***** Records provided *****

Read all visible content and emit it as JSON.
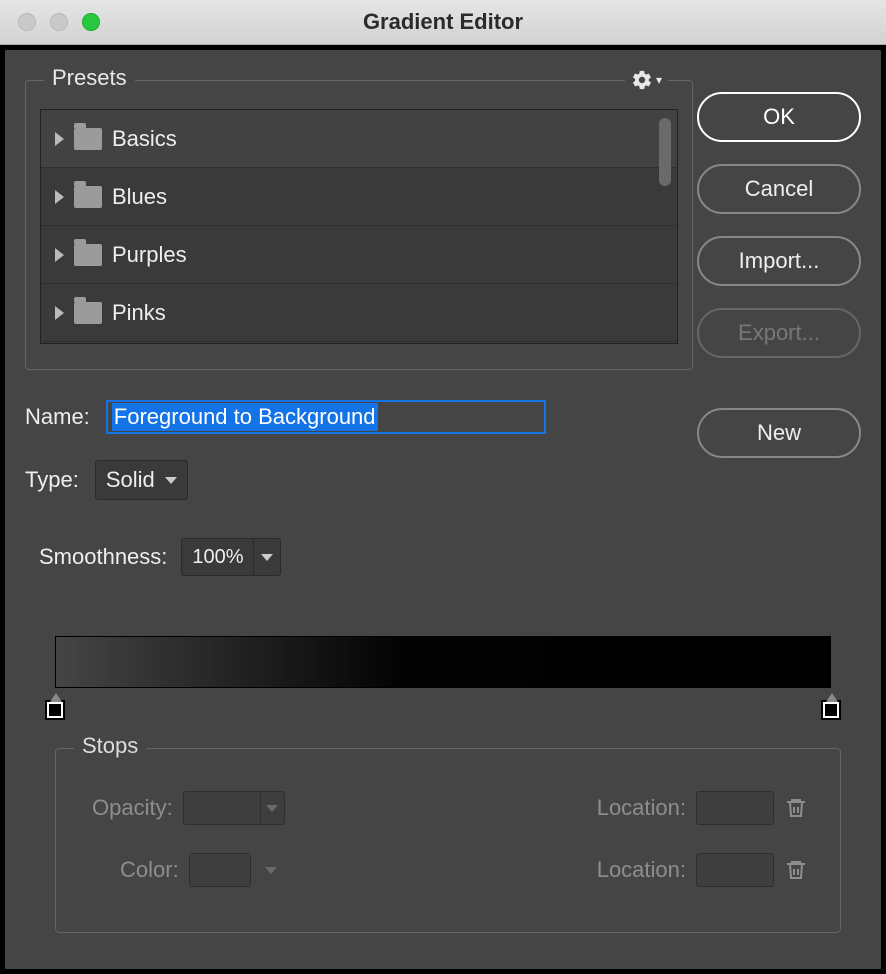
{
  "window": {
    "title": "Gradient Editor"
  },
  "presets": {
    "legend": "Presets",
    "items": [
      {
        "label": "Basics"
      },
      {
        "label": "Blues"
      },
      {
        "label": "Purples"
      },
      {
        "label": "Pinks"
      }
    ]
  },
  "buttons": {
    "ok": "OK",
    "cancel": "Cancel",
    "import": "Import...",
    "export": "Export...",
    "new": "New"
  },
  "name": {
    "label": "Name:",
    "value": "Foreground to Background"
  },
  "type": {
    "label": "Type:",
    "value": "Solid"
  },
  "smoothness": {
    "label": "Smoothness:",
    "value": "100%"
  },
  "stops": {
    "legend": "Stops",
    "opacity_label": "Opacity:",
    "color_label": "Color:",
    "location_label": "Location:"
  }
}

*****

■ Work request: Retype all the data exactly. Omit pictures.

■ Result of this exercise:
Read all visible content and emit it as JSON.
{
  "window": {
    "title": "Gradient Editor"
  },
  "presets": {
    "legend": "Presets",
    "items": [
      {
        "label": "Basics"
      },
      {
        "label": "Blues"
      },
      {
        "label": "Purples"
      },
      {
        "label": "Pinks"
      }
    ]
  },
  "buttons": {
    "ok": "OK",
    "cancel": "Cancel",
    "import": "Import...",
    "export": "Export...",
    "new": "New"
  },
  "name": {
    "label": "Name:",
    "value": "Foreground to Background"
  },
  "type": {
    "label": "Type:",
    "value": "Solid"
  },
  "smoothness": {
    "label": "Smoothness:",
    "value": "100%"
  },
  "stops": {
    "legend": "Stops",
    "opacity_label": "Opacity:",
    "color_label": "Color:",
    "location_label": "Location:"
  }
}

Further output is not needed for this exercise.